quarters trade for roughly double what the other 2003 issues sell for.
The 2009-P and 2009-D Virgin Islands issues enjoy similar premiums in
the marketplace as does the 2002-D Tennessee issue.
The most expensive regular examples in the series are the five
Proof 1999-S silver quarters, followed by Proof 2001 silver quarters.
Proof 1999 silver quarters can trade at the $25 level and the 2001
issues at the $10 level. Common Proof 2000 silver issues can be easily
found for around $6. Starting in 2003, the U.S. Mint struck five-coin
sets of Proof silver quarters, which served to increase mintages and
decrease the rarity of these issues from 2003 onward.
The only real keys of the series are the well-known 2004-D
Wisconsin Extra Leaf High and Low variants.
These feature a curious extra leaf, often described as a die
gouge, on the ear of corn on the reverse. Examples of both types in
circulated condition can regularly be found in online auctions for
less than $100 and occasionally Coin World readers report finding an
example in change.
On Oct. 14, an Extra Leaf Low example certified Mint State 64 sold
for just $100 in an online auction. In contrast, an Extra Leaf High
example in MS-64 typically may realize around $200 when offered at auction.
The most expensive issues in the State Quarter Program at auction
are driven by collectors trying to build winning collections in
grading service registry sets.
A 1999-S Delaware silver quarter graded Proof 70 Deep Cameo by

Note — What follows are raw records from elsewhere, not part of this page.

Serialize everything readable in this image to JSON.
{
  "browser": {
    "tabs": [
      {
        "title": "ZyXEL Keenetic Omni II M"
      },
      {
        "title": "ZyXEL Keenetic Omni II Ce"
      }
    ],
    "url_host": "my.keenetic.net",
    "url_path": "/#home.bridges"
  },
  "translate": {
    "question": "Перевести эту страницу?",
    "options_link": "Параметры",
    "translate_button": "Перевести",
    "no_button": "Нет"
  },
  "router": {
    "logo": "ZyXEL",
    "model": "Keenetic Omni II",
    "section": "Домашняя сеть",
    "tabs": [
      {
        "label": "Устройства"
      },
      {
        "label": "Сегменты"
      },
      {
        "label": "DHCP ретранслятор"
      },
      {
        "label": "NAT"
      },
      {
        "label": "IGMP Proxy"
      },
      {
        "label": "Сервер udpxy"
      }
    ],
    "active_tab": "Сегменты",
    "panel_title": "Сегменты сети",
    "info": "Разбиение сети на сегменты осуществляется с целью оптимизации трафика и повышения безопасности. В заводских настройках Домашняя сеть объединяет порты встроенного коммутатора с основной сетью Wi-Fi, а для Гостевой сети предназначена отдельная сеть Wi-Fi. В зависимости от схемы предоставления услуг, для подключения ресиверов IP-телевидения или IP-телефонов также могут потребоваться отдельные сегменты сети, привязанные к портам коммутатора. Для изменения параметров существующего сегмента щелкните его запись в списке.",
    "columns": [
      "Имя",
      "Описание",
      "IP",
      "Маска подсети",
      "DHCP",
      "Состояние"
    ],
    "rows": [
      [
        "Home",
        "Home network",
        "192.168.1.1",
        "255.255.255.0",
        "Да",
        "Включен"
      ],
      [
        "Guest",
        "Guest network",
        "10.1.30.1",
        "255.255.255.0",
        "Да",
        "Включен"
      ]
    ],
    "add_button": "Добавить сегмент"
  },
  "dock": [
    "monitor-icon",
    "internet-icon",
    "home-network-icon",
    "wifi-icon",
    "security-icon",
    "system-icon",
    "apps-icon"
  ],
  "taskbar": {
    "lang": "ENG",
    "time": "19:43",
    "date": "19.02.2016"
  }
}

Professional Coin Grading Service realized a strong $17,250 in a 2007
However, as more examples were certified by PCGS in this perfect
grade, the rarity declined along with prices. Another similarly graded
example offered by Heritage on Dec. 9, 2011, sold for $2,107.95. The
2011 result still represents a strong price when one sees that Proof
69 Deep Cameo pieces bring around $30. ■